In general, those who are serious will work hard at creating good wines and wait for the world to beat a path to their door. And wait they do, which drives many of them to start a circus at the winery to attract tourists and — by the way — sell them some wine. They certainly do not understand that this brings down further the image of their wine. Because if the wine is good it does not need a circus to be sold, it follows that if you create a circus your wine must not be so good. By and large there is poor understanding of basic selling and basic marketing and our industry would benefit from some basic education in these areas.

Carlo is right about identifying the need for leadership, because currently we do not have effective leadership. Those who know better have long figured out that they have to strike out on their own to be successful.

The NYWGF has an impossible mission and must be all things to all people. As such it cannot be very useful at providing strong transformational leadership, in spite of the many useful little programs that it has developed over the years.

The wine trails are ineffective as they spend most of their budget on salaries and have no play money. And their budget is too small to attract highly qualified promoters/marketers.

So Where Do We Go From Here?
The NYWGF must be reformed and adopt the concept of zero based budgeting. All the nice-to-have but strategically unimportant programs must be dropped. Even though it has organized good education programs, that mission belongs to Cornell which should take up that task. The NYWGF should stop funding the trails and use all of its funds (whatever is left) to do one thing but only one thing and do it well. My vote is to "Change the image of New York Wine" to match what the critic are saying.

Perhaps in year one and with the recently limited budget it should use the money to hire a professional firm to develop the blue print for an effective PR campaign and put it out to bid. If it comes out with a credible program then it can use the suggestion I make below. The trails can fund themselves if they want. And if they choose to shut down their staff will be easily placed in the wineries.

The NYWGF should devote itself to doing what none of the trails can do by itself and that is to put New York wine on the map.

The industry needs to wake up and learn marketing and selling. With that here is a suggestion: Every winery spends a few thousand dollars on advertising in obscure media that has almost no impact. If all three hundred wineries in New York would contribute $5,000 per year ( the average advertising budget?) for three years to a professional PR campaign that would positively change the image of New York wine, a successful campaign might raise the demand for New York wine.

If then this allows a winery to raise its average bottle price by one dollar, a 10K case winery will have added $120,000 in net income at the end of year three and every year thereafter. It looks like an investment that cannot be ignored.

Yet I doubt that wineries have the self confidence to make such a commitment and I am not holding my breath.
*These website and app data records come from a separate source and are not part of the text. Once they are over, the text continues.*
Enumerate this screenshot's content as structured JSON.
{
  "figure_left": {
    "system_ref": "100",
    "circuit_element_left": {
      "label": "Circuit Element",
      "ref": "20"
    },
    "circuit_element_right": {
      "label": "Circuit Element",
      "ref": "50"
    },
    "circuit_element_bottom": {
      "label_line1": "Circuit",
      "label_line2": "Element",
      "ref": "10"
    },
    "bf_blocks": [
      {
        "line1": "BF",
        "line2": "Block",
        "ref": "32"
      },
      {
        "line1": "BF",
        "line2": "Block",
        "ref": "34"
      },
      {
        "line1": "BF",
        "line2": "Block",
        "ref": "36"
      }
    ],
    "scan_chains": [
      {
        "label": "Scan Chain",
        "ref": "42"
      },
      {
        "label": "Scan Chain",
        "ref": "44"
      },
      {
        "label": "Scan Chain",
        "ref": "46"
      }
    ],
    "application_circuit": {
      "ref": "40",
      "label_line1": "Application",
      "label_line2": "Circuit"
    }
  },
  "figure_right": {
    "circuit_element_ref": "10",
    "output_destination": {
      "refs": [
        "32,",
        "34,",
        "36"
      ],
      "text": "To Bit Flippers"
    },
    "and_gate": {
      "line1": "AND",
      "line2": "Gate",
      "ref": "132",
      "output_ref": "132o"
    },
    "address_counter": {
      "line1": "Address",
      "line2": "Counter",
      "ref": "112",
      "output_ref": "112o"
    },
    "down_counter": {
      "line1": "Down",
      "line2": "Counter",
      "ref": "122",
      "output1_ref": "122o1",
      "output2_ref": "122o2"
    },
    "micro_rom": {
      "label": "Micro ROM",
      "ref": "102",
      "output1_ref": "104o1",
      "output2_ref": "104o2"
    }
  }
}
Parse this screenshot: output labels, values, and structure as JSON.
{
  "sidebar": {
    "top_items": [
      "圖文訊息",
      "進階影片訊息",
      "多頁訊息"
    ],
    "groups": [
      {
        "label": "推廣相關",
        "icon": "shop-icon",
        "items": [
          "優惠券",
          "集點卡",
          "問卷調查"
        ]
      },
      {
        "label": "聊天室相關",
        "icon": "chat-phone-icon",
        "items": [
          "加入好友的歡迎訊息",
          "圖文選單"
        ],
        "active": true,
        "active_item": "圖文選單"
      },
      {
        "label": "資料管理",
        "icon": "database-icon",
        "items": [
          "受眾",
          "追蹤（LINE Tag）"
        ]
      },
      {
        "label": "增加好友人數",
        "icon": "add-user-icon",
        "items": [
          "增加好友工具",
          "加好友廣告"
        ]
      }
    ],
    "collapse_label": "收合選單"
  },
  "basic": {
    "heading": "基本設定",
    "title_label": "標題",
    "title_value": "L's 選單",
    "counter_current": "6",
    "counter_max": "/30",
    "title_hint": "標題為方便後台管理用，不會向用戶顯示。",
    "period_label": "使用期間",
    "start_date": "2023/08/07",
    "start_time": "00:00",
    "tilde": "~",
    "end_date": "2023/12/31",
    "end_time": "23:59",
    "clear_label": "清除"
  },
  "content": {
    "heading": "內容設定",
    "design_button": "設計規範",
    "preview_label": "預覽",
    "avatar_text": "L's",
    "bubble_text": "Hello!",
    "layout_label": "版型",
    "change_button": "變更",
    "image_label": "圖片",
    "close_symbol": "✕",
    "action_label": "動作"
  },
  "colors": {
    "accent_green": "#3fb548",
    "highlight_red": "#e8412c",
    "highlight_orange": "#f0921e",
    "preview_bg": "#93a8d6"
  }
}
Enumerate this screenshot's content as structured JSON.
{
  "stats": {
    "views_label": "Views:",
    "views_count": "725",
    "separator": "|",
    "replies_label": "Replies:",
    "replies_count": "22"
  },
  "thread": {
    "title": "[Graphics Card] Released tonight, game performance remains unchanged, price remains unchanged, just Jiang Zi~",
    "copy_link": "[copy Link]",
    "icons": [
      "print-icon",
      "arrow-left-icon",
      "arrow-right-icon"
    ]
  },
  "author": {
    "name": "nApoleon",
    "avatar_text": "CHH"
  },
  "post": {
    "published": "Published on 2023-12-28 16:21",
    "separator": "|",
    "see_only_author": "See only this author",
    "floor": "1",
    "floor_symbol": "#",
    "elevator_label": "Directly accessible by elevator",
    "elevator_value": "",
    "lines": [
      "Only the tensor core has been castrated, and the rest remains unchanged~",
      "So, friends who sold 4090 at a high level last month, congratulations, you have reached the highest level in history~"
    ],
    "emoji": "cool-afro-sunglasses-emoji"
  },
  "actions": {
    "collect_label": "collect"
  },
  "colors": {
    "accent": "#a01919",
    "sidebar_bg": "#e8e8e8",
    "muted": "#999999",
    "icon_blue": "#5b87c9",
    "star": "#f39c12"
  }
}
No one will give such a sum unless there is a credible plan that justifies such an investment. That is the opportunity that the NYWGF has. Will it seize it?

Self reliance in the meantime is the best formula and perhaps some day someone else will have better luck at energizing the wineries of New York to see that they have a great opportunity.